─── Data provided ───

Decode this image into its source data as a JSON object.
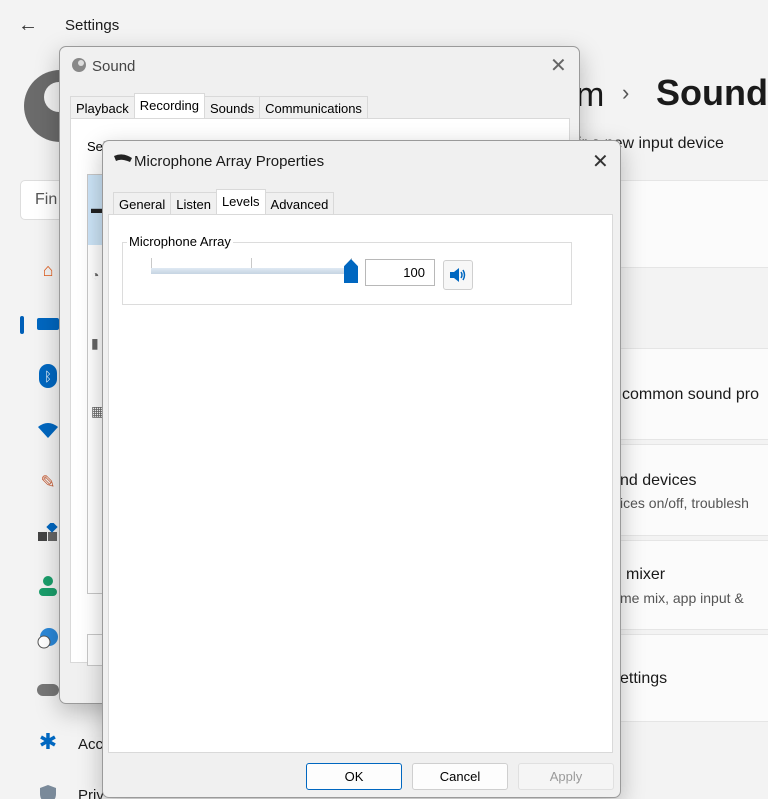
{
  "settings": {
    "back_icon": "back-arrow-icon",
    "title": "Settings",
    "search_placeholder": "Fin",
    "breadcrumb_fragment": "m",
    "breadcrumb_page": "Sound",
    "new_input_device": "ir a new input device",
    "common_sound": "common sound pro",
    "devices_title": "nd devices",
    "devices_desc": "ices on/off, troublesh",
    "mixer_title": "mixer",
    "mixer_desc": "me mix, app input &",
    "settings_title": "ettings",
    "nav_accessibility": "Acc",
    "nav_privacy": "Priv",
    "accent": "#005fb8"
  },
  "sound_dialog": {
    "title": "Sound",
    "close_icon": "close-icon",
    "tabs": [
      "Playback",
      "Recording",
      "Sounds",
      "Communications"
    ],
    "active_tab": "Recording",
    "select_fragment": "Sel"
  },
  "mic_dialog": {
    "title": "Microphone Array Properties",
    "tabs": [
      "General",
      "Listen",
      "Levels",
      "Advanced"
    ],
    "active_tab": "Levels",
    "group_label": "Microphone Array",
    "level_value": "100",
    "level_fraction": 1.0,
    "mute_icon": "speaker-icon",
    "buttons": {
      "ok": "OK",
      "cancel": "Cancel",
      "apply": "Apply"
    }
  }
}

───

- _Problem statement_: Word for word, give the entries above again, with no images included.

- _Result_:
Decode this image into its source data as a JSON object.
{
  "settings": {
    "back_icon": "back-arrow-icon",
    "title": "Settings",
    "search_placeholder": "Fin",
    "breadcrumb_fragment": "m",
    "breadcrumb_page": "Sound",
    "new_input_device": "ir a new input device",
    "common_sound": "common sound pro",
    "devices_title": "nd devices",
    "devices_desc": "ices on/off, troublesh",
    "mixer_title": "mixer",
    "mixer_desc": "me mix, app input &",
    "settings_title": "ettings",
    "nav_accessibility": "Acc",
    "nav_privacy": "Priv",
    "accent": "#005fb8"
  },
  "sound_dialog": {
    "title": "Sound",
    "close_icon": "close-icon",
    "tabs": [
      "Playback",
      "Recording",
      "Sounds",
      "Communications"
    ],
    "active_tab": "Recording",
    "select_fragment": "Sel"
  },
  "mic_dialog": {
    "title": "Microphone Array Properties",
    "tabs": [
      "General",
      "Listen",
      "Levels",
      "Advanced"
    ],
    "active_tab": "Levels",
    "group_label": "Microphone Array",
    "level_value": "100",
    "level_fraction": 1.0,
    "mute_icon": "speaker-icon",
    "buttons": {
      "ok": "OK",
      "cancel": "Cancel",
      "apply": "Apply"
    }
  }
}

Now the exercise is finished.